Lemieux was in his seventh year in the league when he won his first Cup; Gretzky and Messier were in their fifth seasons with the Oilers when they won theirs. It looks like Lindros's time is now. After steamrollering the Buffalo Sabres in five games in the second round, the Flyers met up with the Rangers, a rivalry that was one of the hottest in sports long before Lindros arrived. All he did was crank up the thermostat about a thousand degrees. Don King and Bob Arum would sell their souls, if they had souls, for the kind of theater Lindros brought to this matchup.
After he refused to play for the Quebec Nordiques, who had selected him with the first pick in the '91 draft, Lindros was the subject of a bidding war between the Flyers and the Rangers, both of whom made overwhelming offers to Quebec for his rights.
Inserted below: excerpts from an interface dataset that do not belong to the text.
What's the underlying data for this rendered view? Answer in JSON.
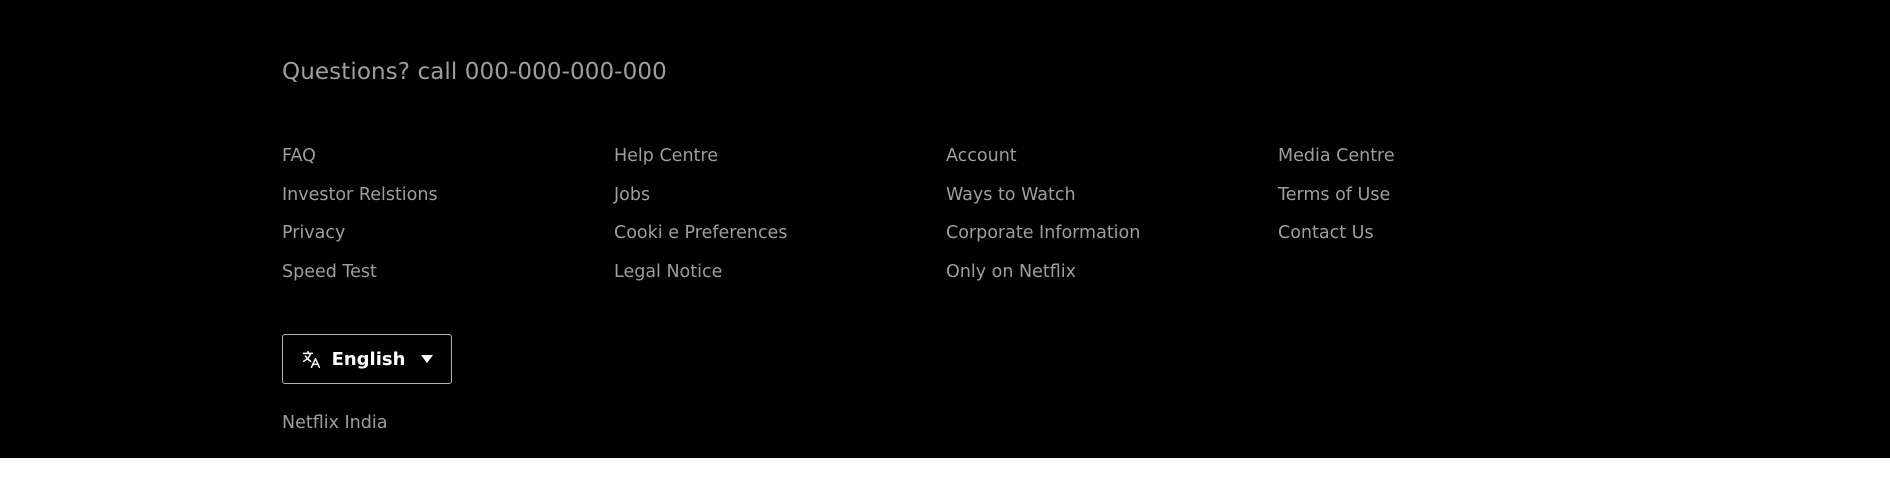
{
  "footer": {
    "questions_text": "Questions? call 000-000-000-000",
    "links": [
      [
        "FAQ",
        "Help Centre",
        "Account",
        "Media Centre"
      ],
      [
        "Investor Relstions",
        "Jobs",
        "Ways to Watch",
        "Terms of Use"
      ],
      [
        "Privacy",
        "Cooki e Preferences",
        "Corporate Information",
        "Contact Us"
      ],
      [
        "Speed Test",
        "Legal Notice",
        "Only on Netflix",
        ""
      ]
    ],
    "language": {
      "selected": "English",
      "icon": "translate-icon"
    },
    "region": "Netflix India"
  },
  "colors": {
    "background": "#000000",
    "text_muted": "#9e9e9e",
    "text_white": "#ffffff",
    "border": "#b3b3b3"
  }
}
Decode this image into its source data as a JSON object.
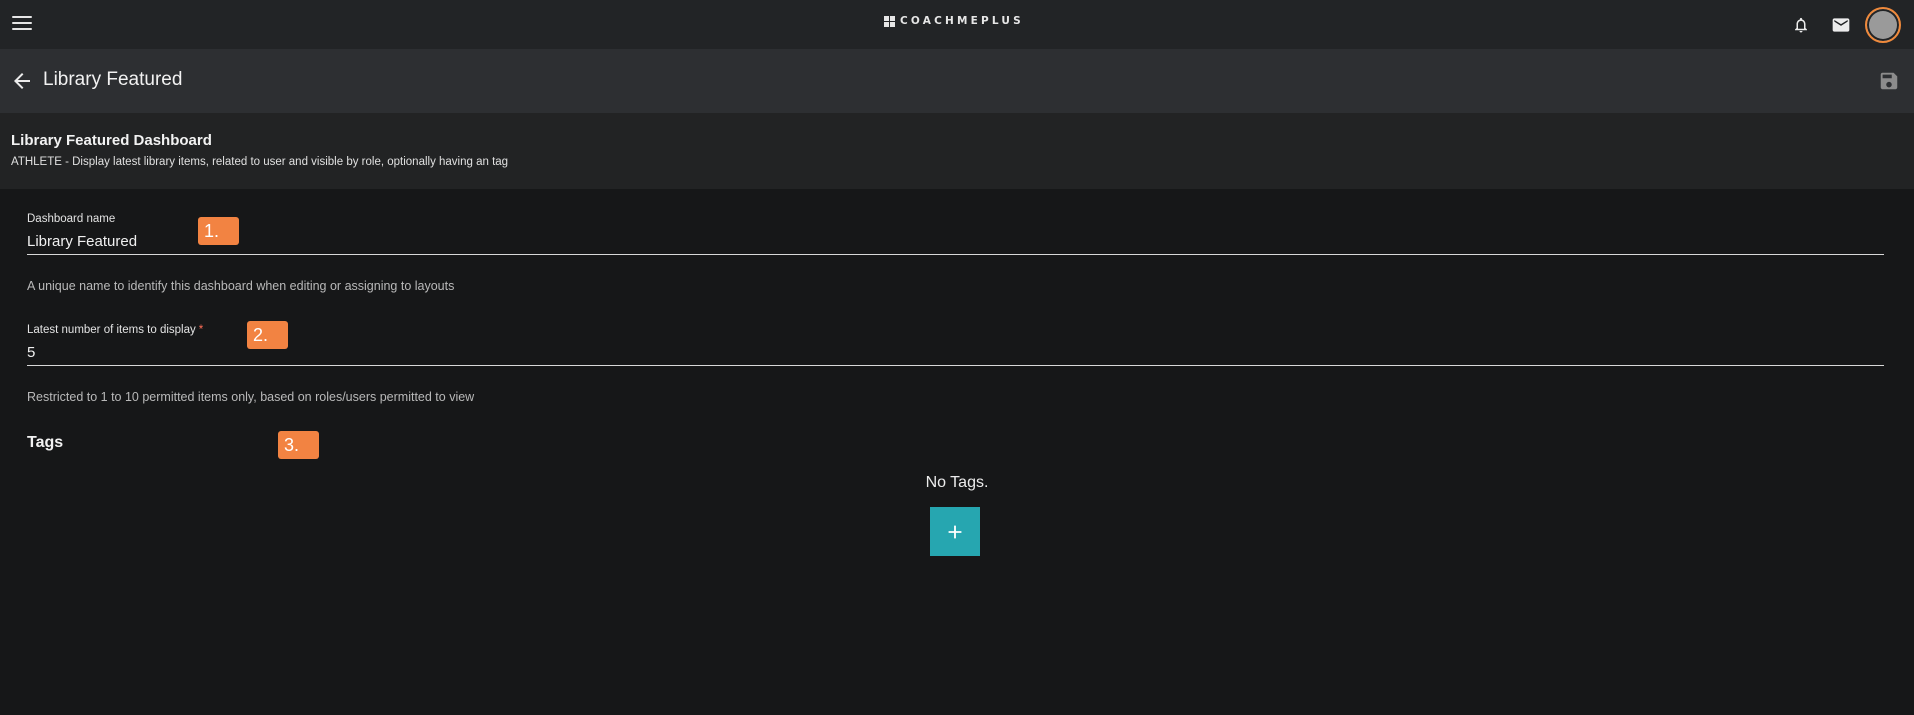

Both thought they had a deal with the Nordiques, who relocated before the 1995-96 season and are now the Colorado Avalanche. It took an arbitrator's ruling to deliver Lindros to Philadelphia, and five years later the trade still provides hockey fans with some of their best barroom debates. The Flyers gave up six players (including Peter Forsberg), two first-round draft picks and $15 million—and last spring the Avalanche won the Stanley Cup. The Hockey News recently ran a story that claimed Forsberg alone is better than Lindros.
The Flyers, however, are not looking for a refund. Although they are making their first trip to the finals with Lindros, they have a new $210 million arena and probably can pay Lindros's $4.2 million salary with the profits from the orange-and-black number-88 jerseys that blanket the region. Lindros has returned a kind of macho, red-meat aura to the team once known as the Broad Street Bullies. It seems the chip he wears on his shoulder is big enough to share with his teammates as well as the entire city.